The Last Wish seems from the outside like it shouldn’t work as well as it does. It’s a series of loosely connected short stories about the life of a wandering, magical swordsman (because we haven’t seen that before), in a war-torn fantasy world fraught with complex politics (ditto), where humans have marginalized artistic elves and bluff dwarves (ditto. Emphatically). The book should feel like a teetering jenga tower of overused tropes, but it manages to work anyway because the central character swoops in to the rescue.
That’s not to say that Geralt of Rivia is some kind of revolutionary send-up on the traditional fantasy hero. That’s what we expect nowadays, isn’t it? If something works better than usual, we’re quick to start postulating about how the author reinvented the wheel or at the very least approached it from some startling new direction. But Geralt works because author Andrzej Sapkowski wrote him as a good character. That’s it. It’s disarmingly simple, really.
Geralt doesn’t deviate far from most of the usual “wandering hero” tropes. In fact, speaking generally, he’s a bundle of old clichés: he’s a sardonic loner, a master swordsman who doesn’t like to get involved (but always ends up doing it anyway), ruggedly attractive and popular with women, and of course melancholy and brooding. He’s even got a cool nom-de-guerre, the White Wolf, which he shares at last count with not one, not two, but three other brooding fantasy swordsmen (brownie points for anyone who can name all three in the comments section).
But Sapkowski’s success comes in the finer details. In one story, the Witcher uses a bit of jargon purely because he wants to look smart in front of a sorceress he admires, and is quietly crestfallen when she instead laughs at him. In another, after being captured by elves, Geralt is enraged not by being beaten or humiliated, but instead when one of them breaks his minstrel friend’s lute for simple cruelty. It’s remarkable how much little asides like this elevate what could otherwise have been a bland Aragorn clone into something both relatable and endearing. Geralt really is a brooding swordsman with all of the usual associations, but he’s also kindly, sensitive, and occasionally ridiculous.
To make my point and be done with it, the Witcher stories are remarkable not because they take a fresh approach but because they find new life in a horse long thought beaten to death. Sapkowski writes a very traditional fantasy but doesn’t try to justify his choice by satire or clever reversal. He doesn’t reduce the elves/dwarves fantasy world to an object for intellectual games, but instead delves deep and finds a fresh and very human layer somehow still lurking underneath.
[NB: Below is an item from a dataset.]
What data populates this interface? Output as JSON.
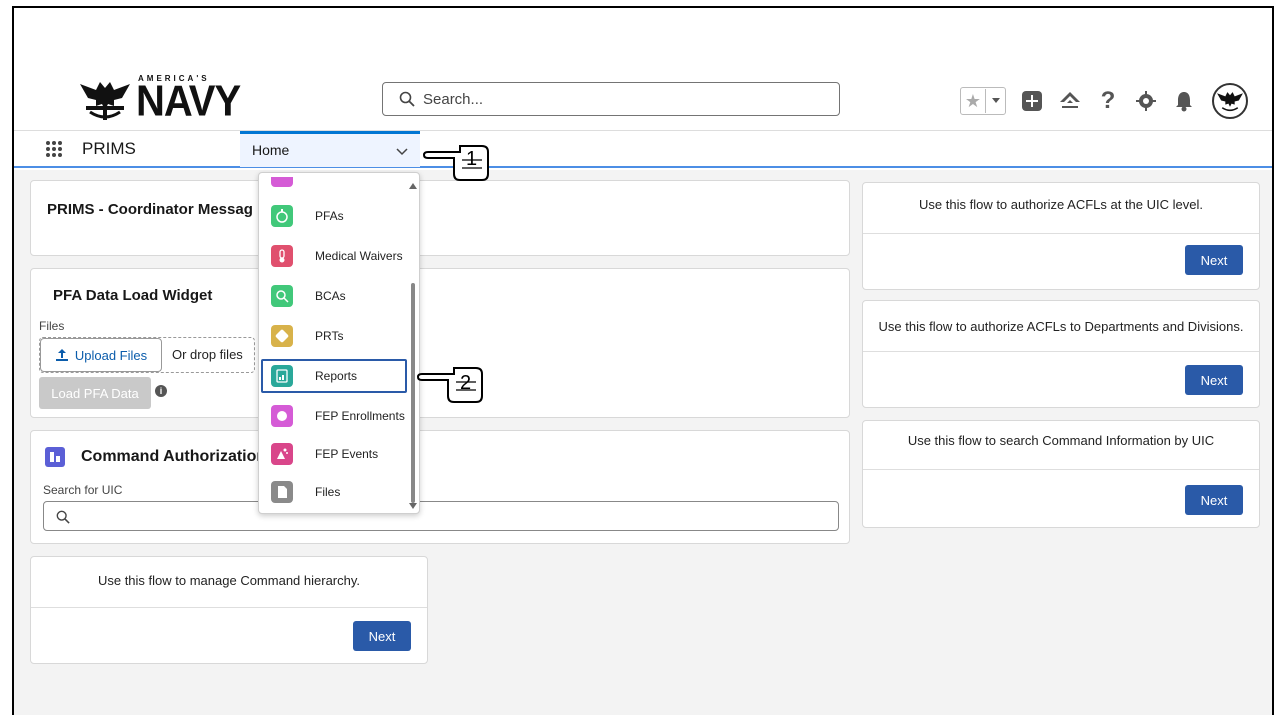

The stories do have their negative points, however. Sapkowski loves a good dialogue scene, so much so that characters have a marked tendency to ramble and beat around the bush. Dialogue is also used to cover exposition, which occasionally gets into the dreaded “As you know, Bob” territory. Also, while the translation into English is generally good, something is clearly lost now and then. Characters will sometimes react as if to a double entendre or a joke, when (in translation) the preceding line was something completely banal; while on other occasions, the language is clearly meant to be casual and conversational but instead ends up sounding rather wordy and declamatory. These issues are to be expected in a translation, but they are worth mentioning to a potential buyer.
Overall, though, this is a good collection of stories that takes a classic fantasy archetype and doubles down on it in the best possible way. Fans of Tolkien-style fantasy should find much to enjoy, and gamers fresh from the WITCHER video games will discover new layers to the character. Recommended.